Please give the entries below again exactly, omitting every picture.

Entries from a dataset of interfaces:

━━━━━━━━━━━━━━━━━━━━

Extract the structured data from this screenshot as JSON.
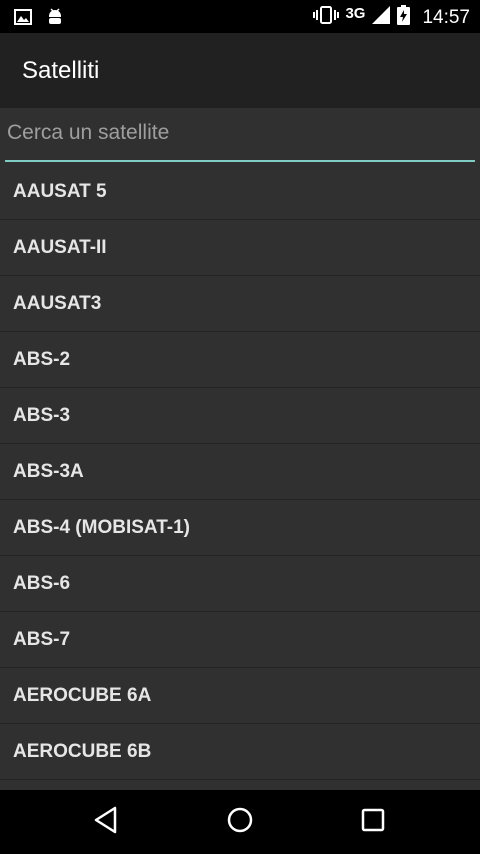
{
  "status_bar": {
    "network": "3G",
    "time": "14:57",
    "icons": [
      "gallery-icon",
      "android-debug-icon",
      "vibrate-icon",
      "signal-icon",
      "battery-charging-icon"
    ]
  },
  "app_bar": {
    "title": "Satelliti"
  },
  "search": {
    "placeholder": "Cerca un satellite",
    "value": ""
  },
  "satellites": [
    "AAUSAT 5",
    "AAUSAT-II",
    "AAUSAT3",
    "ABS-2",
    "ABS-3",
    "ABS-3A",
    "ABS-4 (MOBISAT-1)",
    "ABS-6",
    "ABS-7",
    "AEROCUBE 6A",
    "AEROCUBE 6B"
  ],
  "nav_bar": {
    "icons": [
      "back-icon",
      "home-icon",
      "recents-icon"
    ]
  },
  "colors": {
    "accent": "#80cbc4",
    "background": "#303030",
    "app_bar": "#212121"
  }
}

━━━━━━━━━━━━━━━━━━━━

EXERCISE RESPONSE:
Extract the structured data from this screenshot as JSON.
{
  "status_bar": {
    "network": "3G",
    "time": "14:57",
    "icons": [
      "gallery-icon",
      "android-debug-icon",
      "vibrate-icon",
      "signal-icon",
      "battery-charging-icon"
    ]
  },
  "app_bar": {
    "title": "Satelliti"
  },
  "search": {
    "placeholder": "Cerca un satellite",
    "value": ""
  },
  "satellites": [
    "AAUSAT 5",
    "AAUSAT-II",
    "AAUSAT3",
    "ABS-2",
    "ABS-3",
    "ABS-3A",
    "ABS-4 (MOBISAT-1)",
    "ABS-6",
    "ABS-7",
    "AEROCUBE 6A",
    "AEROCUBE 6B"
  ],
  "nav_bar": {
    "icons": [
      "back-icon",
      "home-icon",
      "recents-icon"
    ]
  },
  "colors": {
    "accent": "#80cbc4",
    "background": "#303030",
    "app_bar": "#212121"
  }
}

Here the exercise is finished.